What a mess. The government has rejected a controversial Digital Economy Bill clause that would force ISPs to block access to copyright-infringing websites – and will instead return to giving Peter Mandelson his own powers to enact similar measures.
Lib Dem lords last week won House Of Lords approval for a British Phonographic Industry-suggested measure (Clause 18) that would let rightsholders force blocking orders from ISPs via High Court injunction. After concern that this could mean irresponsible blocks on a range of websites, they proposed a further amendment that would allow blocked websites to take an overturn appeal back to court.
It didn’t matter. In the House Of Lords on Monday, the government’s Lord Young rejected the amendment, explaining: “We do not believe the clause as drafted could be legally enforceable.”
Instead, Young said, the government aims to “bring forward a clause that would seek to ultimately achieve the same effect” – but via different means. “We need to look for something that would work legally by giving the Secretary Of State the power to bring forward regulations to achieve the intended effect,” Young said.
This is troublesome for two reasons:-
1) The site-blocking idea was only introduced in the first place as a replacement for an earlier clause that, some Lords and others feared, would give Lord Mandelson wide-ranging autonomy to amend copyright law on an ongoing basis.
2) The government’s latest proposed replacement will be added to the bill in a kind of legislative dead zone, after the bill leaves the House Of Lords for the last time on Monday and before it goes to House Of Commons scrutiny.

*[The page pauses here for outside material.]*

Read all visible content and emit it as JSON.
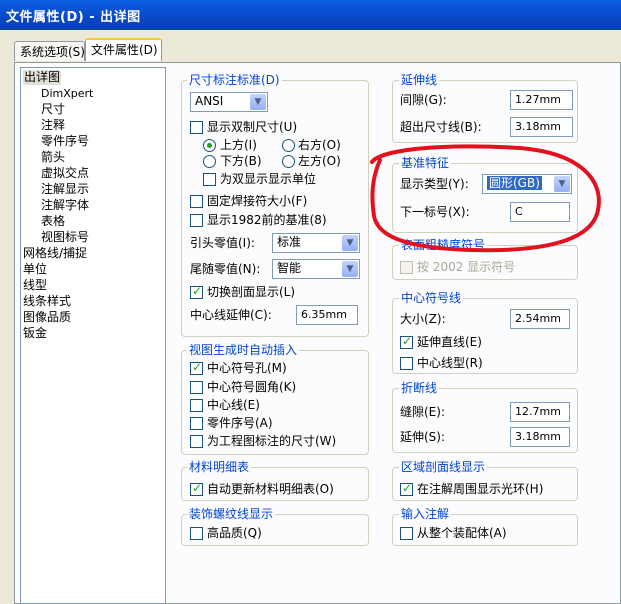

The latter angers cross-bench peer the Earl Of Errol. He told the house: “It’s going to be inserted somehow between here and The Other Place. We’ve got no idea what it looks like … it’s a complete and absolute abuse of parliamentary process – I’m not sure why we sit and debate at all.”
Monday’s third reading in the Lords was peers’ last opportunity to influence the bill. Lords expressed confusion on whether the as-yet-undefined new clause can be added to the bill before Westminster’s “wash-up” stage, requiring significant Conservative backing in the final days before parliament is dissolved.

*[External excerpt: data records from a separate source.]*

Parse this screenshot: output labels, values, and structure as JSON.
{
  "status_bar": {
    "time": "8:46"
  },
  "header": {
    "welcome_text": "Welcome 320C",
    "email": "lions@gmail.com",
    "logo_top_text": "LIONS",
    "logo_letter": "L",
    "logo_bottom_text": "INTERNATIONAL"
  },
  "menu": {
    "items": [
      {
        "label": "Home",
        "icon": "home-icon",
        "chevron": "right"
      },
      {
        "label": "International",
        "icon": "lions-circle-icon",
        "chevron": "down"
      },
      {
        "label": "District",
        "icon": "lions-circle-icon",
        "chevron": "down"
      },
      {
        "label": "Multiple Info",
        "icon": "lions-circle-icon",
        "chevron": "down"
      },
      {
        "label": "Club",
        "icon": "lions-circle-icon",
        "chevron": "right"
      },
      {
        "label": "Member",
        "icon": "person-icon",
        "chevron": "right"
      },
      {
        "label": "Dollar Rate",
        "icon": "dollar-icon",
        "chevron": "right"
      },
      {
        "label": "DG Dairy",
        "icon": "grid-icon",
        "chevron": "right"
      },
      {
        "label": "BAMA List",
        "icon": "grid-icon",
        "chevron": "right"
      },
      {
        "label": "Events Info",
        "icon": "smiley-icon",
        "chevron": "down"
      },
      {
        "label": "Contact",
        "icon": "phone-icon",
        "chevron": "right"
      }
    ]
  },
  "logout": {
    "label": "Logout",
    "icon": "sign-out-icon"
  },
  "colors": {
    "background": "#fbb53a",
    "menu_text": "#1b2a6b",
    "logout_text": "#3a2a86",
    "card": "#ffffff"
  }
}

Lord Clement-Jones, who had proposed the controversial site-blocking clause with fellow Lib Dem peer Lord Razzall, brushed aside criticisms after a leak last week showed their proposal had essentially been authored by the British Phonographic Industry: “I certainly don’t accept that all this is evidence we’re in the pockets of the music industry.” He added: “This is not the reintroduction of Clause 17” – referring to the original clause that would have given Mandelson the powers in the first place.
Regardless of with what the government chooses to replace the site-blocking clause, a couple of Lords, in final comments, suggested such a measure should extend to search engines like Google…

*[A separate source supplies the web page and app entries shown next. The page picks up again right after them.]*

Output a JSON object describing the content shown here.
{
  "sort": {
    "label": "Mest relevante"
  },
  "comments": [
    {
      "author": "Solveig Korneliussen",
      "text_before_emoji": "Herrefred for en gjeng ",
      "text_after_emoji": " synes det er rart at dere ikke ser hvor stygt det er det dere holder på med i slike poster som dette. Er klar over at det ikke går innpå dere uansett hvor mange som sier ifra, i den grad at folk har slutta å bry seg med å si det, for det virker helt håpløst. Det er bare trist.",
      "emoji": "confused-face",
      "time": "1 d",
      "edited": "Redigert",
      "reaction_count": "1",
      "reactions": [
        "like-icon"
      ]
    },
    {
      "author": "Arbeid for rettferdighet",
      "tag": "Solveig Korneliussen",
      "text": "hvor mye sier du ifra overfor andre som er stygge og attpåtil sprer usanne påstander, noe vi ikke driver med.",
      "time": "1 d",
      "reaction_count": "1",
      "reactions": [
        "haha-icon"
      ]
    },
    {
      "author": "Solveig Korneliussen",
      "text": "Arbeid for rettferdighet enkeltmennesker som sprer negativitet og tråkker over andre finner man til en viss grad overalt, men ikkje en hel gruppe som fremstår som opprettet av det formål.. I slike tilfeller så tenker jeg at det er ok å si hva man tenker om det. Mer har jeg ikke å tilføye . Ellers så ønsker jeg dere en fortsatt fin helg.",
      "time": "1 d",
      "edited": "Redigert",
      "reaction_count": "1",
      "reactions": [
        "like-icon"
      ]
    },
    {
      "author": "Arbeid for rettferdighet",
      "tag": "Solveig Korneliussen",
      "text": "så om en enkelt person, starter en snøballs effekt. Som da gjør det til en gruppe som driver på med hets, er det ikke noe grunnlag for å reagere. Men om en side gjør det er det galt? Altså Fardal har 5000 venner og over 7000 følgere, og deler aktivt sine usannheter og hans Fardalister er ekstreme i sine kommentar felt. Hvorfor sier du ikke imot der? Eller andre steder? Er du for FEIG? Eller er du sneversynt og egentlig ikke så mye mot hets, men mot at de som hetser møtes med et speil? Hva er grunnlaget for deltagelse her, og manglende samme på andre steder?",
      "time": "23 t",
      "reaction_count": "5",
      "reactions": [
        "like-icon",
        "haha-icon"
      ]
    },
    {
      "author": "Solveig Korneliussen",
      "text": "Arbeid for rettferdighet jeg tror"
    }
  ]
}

— Conservative Lord Lucas: “I think they will have to be asked to block material to some extent.” He relayed the example of him searching for a legal copy of an ebook narrated by Stephen Fry: “The first three pages were occupied by illegal material when I looked on Google (NSDQ: GOOG). It was easy enough to identify them because they all referred to Bit Torrent – it would have been easy enough to block them out of the index. It would be one of the most obvious ways of making life inconvenient (for pirates).”
— Labour Lord Triesman urged the government to “have a discussion with the search engine companies“: “There are variety of things things … It’s not beyond them to deal with that – it’s not beyond them to cooperate because it’s socially right to cooperate, let alone legally right to cooperate. I urge that conversation goes ahead as soon as possible.”
— But, responding to the Earl Of Errol, who had spoken on behalf of search engines concerned at the prospect, the government’s Lord Young said it was not the intention to enact measures against search sites.